Aside from that, the issuance of a 1099 by the debt holder (be it the OC or a subsequent debt holder) does not make the debt uncollectible - it has always been true that a consumer should NEVER have to both pay a debt and pay taxes on income based on the debt being forgiven but all that is needed to remedy that particular situation is for whoever issued the 1099 in the first place to re-issue a corrected 1099 - no harm no foul.

An OC can not issue a 1099 on a debt it has sold...the basis for issuing the 1099 is that the debt has been forgiven; selling it is not forgiving it; they’ve simply sold their rights/interest to another party but the debt still exists.

Link to comment
Share on other sites

I do not know if this is the correct fourum... if not please advise...

On my CR dated 4/25/06 and every CR since then to the most current dated 6/21/06 (6 CRs in total) All entries from HSBC state:

Pay Status:> PAYMENT AFTER CHARGE OFF/ COLLECTION

Account type:REVOLVING ACCOUNT

Responsibility: INDIVIDUAL ACCOUNT

Date Open: 06/ 2000

Date Closed:06/ 2001

Date Paid:05/ 2001

(caps and bolds per Report) Clearly an old account during a time my wife had passed, and I do not know if, due to meds, I paid HSBC or not...

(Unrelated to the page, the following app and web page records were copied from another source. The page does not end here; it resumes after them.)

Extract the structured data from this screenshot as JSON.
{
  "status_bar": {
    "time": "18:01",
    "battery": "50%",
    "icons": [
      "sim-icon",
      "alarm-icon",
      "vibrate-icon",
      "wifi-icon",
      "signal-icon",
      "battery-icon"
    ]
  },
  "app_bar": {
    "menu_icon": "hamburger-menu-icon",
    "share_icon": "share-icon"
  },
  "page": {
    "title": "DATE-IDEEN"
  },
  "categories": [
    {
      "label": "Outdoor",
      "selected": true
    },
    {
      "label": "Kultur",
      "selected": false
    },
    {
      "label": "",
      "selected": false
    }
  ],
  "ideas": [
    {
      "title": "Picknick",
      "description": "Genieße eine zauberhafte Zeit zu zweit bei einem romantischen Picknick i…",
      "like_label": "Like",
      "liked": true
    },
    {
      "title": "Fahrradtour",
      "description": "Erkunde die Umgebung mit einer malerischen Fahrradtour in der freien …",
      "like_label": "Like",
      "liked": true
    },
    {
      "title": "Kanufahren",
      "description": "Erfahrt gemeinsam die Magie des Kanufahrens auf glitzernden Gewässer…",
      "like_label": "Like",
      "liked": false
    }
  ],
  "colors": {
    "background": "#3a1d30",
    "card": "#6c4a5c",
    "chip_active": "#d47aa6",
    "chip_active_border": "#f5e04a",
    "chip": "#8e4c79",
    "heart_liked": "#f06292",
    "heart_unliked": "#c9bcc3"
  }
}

(Yes, STRONG meds). Is this reported trade line indicating a PAID account as far as HSBC is concerned? I have no records from that time period, but have regained my senses... any help, much appriciated.

Link to comment
Share on other sites

Here's the links to the appropriate IRS forms...

http://www.irs.gov/instructions/i1099ac/ar02.html

http://www.irs.gov/instructions/i1099ac/ix01.html

...be sure and dust off your gibberish to english dictionary.

Honestly, it's been like 6 months since I last read through this, and, I'm not certain, but it does look like they may have firmed up the rules a bit. As Robert_Nashville says, it isn't really clear whether a 1099c would protect you from lawsuits by a JDB but it does imply that unless the OC passes the debt to a "related" party, they have to issue a 1099c.

At any rate, if I had a debt I couldn't pay, I'd either do the BK route (which I did) or demand a 1099c at CO. I'd gladly pay the IRS 15-28% rather than a JDB. And, if I did get sued, I'd show up in court with the 1099c saying "the IRS says I got this as income..I don't owe nobody nothing".

Link to comment
Share on other sites

Guest
This topic is now closed to further replies.
 Share

×
×
  • Create New...

Important Information

We have placed cookies on your device to help make this website better. You can adjust your cookie settings, otherwise we'll assume you're okay to continue.. For more information, please see our Privacy Policy and Terms of Use.